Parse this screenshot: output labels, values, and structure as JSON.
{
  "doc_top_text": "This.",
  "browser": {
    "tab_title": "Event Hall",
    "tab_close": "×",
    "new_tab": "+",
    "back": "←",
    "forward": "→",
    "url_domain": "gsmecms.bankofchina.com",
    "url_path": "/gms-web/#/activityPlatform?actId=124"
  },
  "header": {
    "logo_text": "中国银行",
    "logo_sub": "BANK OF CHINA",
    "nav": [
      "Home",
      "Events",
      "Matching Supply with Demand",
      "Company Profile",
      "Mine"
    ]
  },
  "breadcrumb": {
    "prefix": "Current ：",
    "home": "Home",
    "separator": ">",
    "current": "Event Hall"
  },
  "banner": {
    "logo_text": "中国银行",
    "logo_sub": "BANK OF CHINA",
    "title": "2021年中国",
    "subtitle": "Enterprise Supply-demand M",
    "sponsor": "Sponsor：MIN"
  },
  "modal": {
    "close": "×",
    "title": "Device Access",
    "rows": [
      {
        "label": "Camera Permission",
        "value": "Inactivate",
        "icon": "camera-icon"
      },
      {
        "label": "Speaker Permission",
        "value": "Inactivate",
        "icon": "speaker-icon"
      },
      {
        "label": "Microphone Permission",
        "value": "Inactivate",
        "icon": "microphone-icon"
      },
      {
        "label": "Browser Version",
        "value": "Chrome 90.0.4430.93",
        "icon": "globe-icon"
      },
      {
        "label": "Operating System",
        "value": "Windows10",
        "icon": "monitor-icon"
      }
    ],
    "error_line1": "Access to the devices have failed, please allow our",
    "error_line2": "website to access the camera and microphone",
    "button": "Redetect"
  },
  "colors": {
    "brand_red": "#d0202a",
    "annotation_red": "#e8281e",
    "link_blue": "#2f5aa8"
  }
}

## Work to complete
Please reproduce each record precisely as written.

## Response to the task
Parse this screenshot: output labels, values, and structure as JSON.
{
  "doc_top_text": "This.",
  "browser": {
    "tab_title": "Event Hall",
    "tab_close": "×",
    "new_tab": "+",
    "back": "←",
    "forward": "→",
    "url_domain": "gsmecms.bankofchina.com",
    "url_path": "/gms-web/#/activityPlatform?actId=124"
  },
  "header": {
    "logo_text": "中国银行",
    "logo_sub": "BANK OF CHINA",
    "nav": [
      "Home",
      "Events",
      "Matching Supply with Demand",
      "Company Profile",
      "Mine"
    ]
  },
  "breadcrumb": {
    "prefix": "Current ：",
    "home": "Home",
    "separator": ">",
    "current": "Event Hall"
  },
  "banner": {
    "logo_text": "中国银行",
    "logo_sub": "BANK OF CHINA",
    "title": "2021年中国",
    "subtitle": "Enterprise Supply-demand M",
    "sponsor": "Sponsor：MIN"
  },
  "modal": {
    "close": "×",
    "title": "Device Access",
    "rows": [
      {
        "label": "Camera Permission",
        "value": "Inactivate",
        "icon": "camera-icon"
      },
      {
        "label": "Speaker Permission",
        "value": "Inactivate",
        "icon": "speaker-icon"
      },
      {
        "label": "Microphone Permission",
        "value": "Inactivate",
        "icon": "microphone-icon"
      },
      {
        "label": "Browser Version",
        "value": "Chrome 90.0.4430.93",
        "icon": "globe-icon"
      },
      {
        "label": "Operating System",
        "value": "Windows10",
        "icon": "monitor-icon"
      }
    ],
    "error_line1": "Access to the devices have failed, please allow our",
    "error_line2": "website to access the camera and microphone",
    "button": "Redetect"
  },
  "colors": {
    "brand_red": "#d0202a",
    "annotation_red": "#e8281e",
    "link_blue": "#2f5aa8"
  }
}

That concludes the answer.